Saved entries

BEGIN

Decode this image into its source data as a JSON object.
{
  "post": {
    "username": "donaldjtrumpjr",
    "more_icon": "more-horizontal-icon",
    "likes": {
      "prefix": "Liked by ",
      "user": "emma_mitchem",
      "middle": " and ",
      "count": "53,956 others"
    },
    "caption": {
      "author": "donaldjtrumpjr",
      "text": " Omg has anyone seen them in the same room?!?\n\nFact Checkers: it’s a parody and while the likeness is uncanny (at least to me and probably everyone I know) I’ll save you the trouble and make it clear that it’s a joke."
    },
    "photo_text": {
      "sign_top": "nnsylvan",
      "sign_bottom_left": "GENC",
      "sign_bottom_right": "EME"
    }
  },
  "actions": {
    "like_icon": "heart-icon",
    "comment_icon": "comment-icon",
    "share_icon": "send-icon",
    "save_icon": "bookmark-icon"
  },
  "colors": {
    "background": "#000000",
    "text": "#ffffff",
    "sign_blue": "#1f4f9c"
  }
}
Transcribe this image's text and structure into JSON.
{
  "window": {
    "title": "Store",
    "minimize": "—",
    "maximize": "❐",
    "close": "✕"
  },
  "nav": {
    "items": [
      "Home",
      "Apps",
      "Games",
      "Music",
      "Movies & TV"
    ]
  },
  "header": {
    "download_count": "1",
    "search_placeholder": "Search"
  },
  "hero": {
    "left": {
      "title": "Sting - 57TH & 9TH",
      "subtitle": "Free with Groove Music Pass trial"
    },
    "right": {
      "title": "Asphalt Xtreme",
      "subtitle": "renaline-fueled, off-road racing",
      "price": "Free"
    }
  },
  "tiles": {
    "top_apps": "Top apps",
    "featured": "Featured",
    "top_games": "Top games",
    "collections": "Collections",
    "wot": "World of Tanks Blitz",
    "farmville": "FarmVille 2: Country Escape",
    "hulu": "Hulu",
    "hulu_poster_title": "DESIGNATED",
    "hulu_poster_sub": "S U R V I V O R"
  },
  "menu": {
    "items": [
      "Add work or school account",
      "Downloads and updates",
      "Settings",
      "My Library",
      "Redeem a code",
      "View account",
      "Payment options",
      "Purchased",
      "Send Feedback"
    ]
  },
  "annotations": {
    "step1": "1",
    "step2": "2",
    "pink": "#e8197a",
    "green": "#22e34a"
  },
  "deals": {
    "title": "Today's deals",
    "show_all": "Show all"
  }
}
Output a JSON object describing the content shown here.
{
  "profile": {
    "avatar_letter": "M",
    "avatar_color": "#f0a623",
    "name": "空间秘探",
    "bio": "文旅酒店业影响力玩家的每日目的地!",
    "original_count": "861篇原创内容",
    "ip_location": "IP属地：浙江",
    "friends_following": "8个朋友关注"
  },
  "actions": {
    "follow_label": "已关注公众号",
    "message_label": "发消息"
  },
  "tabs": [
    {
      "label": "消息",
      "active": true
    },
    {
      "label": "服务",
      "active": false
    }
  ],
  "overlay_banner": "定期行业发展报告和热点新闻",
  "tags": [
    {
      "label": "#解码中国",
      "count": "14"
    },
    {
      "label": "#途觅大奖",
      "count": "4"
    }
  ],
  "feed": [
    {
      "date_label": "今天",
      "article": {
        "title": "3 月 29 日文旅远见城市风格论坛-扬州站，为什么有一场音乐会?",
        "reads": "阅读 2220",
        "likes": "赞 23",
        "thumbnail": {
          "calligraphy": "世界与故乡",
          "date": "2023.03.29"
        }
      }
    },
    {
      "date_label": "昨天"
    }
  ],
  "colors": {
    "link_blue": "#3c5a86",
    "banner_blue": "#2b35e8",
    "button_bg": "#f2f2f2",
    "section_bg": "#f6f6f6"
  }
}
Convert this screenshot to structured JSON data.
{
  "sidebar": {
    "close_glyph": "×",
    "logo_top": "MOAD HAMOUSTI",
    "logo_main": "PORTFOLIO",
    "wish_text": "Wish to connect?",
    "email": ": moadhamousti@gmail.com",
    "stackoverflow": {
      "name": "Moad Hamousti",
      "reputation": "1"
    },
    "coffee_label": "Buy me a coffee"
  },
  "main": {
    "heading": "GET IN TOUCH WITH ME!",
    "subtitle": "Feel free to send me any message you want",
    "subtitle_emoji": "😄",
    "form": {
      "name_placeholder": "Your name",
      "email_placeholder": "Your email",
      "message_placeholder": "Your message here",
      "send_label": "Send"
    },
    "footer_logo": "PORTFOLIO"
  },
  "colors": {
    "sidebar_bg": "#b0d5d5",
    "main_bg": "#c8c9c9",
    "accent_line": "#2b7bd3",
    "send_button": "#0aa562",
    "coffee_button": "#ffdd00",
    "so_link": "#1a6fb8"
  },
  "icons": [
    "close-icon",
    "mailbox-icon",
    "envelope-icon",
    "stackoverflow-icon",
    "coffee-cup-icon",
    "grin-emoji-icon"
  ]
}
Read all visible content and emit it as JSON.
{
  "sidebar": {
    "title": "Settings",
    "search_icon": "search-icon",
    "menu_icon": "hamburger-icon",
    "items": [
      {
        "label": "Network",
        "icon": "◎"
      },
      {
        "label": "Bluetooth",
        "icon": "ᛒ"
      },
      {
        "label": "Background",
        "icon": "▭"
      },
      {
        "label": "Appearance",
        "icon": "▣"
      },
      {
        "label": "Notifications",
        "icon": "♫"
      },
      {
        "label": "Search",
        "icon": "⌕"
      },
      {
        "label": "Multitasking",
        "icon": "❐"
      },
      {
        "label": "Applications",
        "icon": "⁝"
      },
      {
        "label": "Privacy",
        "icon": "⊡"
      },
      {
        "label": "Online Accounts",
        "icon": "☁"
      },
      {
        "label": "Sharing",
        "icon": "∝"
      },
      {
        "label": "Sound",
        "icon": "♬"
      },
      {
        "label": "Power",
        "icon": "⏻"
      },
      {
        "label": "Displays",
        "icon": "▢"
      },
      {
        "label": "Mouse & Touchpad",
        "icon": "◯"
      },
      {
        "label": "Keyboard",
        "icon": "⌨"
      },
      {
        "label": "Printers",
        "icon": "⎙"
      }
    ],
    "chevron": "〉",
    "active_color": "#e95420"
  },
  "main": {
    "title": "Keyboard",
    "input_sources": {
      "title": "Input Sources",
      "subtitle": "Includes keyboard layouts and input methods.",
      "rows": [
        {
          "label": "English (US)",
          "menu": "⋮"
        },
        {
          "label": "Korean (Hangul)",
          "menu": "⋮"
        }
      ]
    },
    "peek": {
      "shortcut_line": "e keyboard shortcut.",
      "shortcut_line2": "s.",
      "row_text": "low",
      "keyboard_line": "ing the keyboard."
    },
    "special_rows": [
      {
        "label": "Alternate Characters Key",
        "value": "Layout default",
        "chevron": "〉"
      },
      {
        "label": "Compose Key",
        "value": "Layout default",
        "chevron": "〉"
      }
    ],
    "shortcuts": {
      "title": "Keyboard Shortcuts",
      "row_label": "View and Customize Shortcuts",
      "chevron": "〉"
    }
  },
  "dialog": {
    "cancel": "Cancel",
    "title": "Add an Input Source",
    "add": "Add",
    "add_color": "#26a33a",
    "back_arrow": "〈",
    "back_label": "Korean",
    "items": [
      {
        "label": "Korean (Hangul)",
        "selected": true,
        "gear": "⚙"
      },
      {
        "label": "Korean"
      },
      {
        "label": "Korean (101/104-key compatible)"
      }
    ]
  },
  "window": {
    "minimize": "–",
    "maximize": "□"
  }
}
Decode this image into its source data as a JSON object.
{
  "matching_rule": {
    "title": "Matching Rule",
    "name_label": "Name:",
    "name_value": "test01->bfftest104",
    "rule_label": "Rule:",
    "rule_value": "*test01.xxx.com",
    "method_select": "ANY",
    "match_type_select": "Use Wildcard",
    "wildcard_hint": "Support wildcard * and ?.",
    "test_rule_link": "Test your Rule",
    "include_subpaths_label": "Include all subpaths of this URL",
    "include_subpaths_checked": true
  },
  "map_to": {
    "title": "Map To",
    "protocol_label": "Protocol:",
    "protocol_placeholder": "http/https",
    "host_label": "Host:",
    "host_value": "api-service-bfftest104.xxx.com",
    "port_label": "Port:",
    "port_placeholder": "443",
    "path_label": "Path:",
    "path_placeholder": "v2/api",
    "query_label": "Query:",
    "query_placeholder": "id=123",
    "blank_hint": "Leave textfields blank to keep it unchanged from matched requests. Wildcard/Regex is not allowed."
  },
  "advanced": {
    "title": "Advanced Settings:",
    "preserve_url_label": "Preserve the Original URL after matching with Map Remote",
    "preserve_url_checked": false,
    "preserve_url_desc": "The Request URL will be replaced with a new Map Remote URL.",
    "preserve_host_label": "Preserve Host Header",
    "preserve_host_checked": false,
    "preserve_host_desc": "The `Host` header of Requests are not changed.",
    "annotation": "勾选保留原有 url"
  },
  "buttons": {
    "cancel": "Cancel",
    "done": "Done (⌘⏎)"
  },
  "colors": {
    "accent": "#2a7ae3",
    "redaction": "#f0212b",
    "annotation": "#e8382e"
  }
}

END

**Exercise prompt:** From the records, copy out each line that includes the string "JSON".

**Written solution:**
Decode this image into its source data as a JSON object.
Transcribe this image's text and structure into JSON.
Output a JSON object describing the content shown here.
Convert this screenshot to structured JSON data.
Read all visible content and emit it as JSON.
Decode this image into its source data as a JSON object.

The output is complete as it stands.